fountain of youth.  They never found it, because the fountain of youth is not to be found, but

instead built.

The greatest civilizations of the world created great public works and spread disruptive new inventions that contributed to the prposerity of their populace, vast improvements to standards of living, and massive reductions in infant mortality rates. The Romans built towering aqueducts to ensure water supply, the Incas dug massive terraced gardens to maximize productivity, the Egyptians developed basin irrigation to improve farm yields, the Greeks organized great central spaces to meet and debate, the Chinese practiced paper and printing to distribute knowledge, and the Babylonians created one law to rule that land.

Today's great achievements include the internet, wind-farms, flight, combustion engines hydro-electric dams, vaccines, and blood donation, just to list a few. These have created the most dramatic improvements in population sustainability and increases in average life expectancy known to man (note that the increase in life expectancy is not necessarily increasing total years lived by the populace, but instead reducing the number of people that die young - watch the math).

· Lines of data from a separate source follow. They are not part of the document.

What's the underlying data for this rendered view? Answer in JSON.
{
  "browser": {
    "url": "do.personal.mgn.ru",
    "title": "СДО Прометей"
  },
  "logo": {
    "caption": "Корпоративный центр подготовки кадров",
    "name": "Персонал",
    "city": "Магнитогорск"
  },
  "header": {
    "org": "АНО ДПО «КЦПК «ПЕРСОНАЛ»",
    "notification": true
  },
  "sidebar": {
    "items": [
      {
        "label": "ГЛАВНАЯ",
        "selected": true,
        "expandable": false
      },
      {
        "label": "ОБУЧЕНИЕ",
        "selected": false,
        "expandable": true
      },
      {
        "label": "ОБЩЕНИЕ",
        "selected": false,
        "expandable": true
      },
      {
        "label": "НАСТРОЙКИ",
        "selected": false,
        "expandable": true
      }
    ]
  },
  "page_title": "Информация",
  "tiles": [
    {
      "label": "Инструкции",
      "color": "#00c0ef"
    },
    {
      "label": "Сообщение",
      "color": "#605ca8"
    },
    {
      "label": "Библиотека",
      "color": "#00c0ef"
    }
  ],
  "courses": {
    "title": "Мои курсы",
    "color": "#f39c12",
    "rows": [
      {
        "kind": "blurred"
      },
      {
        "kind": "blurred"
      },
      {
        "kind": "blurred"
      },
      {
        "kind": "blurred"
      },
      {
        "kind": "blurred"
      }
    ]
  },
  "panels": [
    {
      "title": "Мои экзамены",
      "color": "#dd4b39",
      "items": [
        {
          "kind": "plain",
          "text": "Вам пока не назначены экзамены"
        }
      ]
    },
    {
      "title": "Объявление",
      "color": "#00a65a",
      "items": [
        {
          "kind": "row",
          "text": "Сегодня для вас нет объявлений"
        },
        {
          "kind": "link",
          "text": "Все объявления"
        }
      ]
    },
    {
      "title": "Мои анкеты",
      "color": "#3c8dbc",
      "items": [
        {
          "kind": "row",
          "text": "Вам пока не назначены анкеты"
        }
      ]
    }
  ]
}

The photo above is of a massive canal project and reservoir in the central northern region of Peru, called the Tinajones Reservoir. The canal distributes life giving water across a large desrt live region, transforming dry grasslands into fertile rice, corn, potato, and tobacco field (tobacco is slowing being phased out). Small and large farms stretch out across the river valleys, safe from flooding, and with sufficient water to grow their crops. Of course, we can't all play a part in creating massive public works, but we can educate ourselves on their importance, dream big, and help spread new disruptive technologies that will create a better world.
On that note, I am excited about Fetch Your Sketch. A hand-made portfolio, great for artists of all ages. Check out this video we made!

Friday, January 23, 2015


Who wouldn't want to have a lazy morning brunch or late afternoon dinner with this scene?

Casey's Story: A romantic finds beauty in the small moments in life and converts them into precious memories.

This photo for me has always served as a definition of romantic. One table, two chairs, a simple room, and a beautiful view. I took the photo on an early morning walk. IT was shot through the window of what appeared to be an abandoned building in the hills of Colonia del Sacramento, Uruguay.

Was the building abandoned, leaving the memories of an older couple never to breakfast together again? Was it where two lovers met clandestinely? Was it occupied by a homeless couple with a sense of beauty? Who knows.

Wolfgang Puck says, "I don't expect to have a really amazing meal each time I dine out. Having a good meal with your loved ones - that's what makes the experience."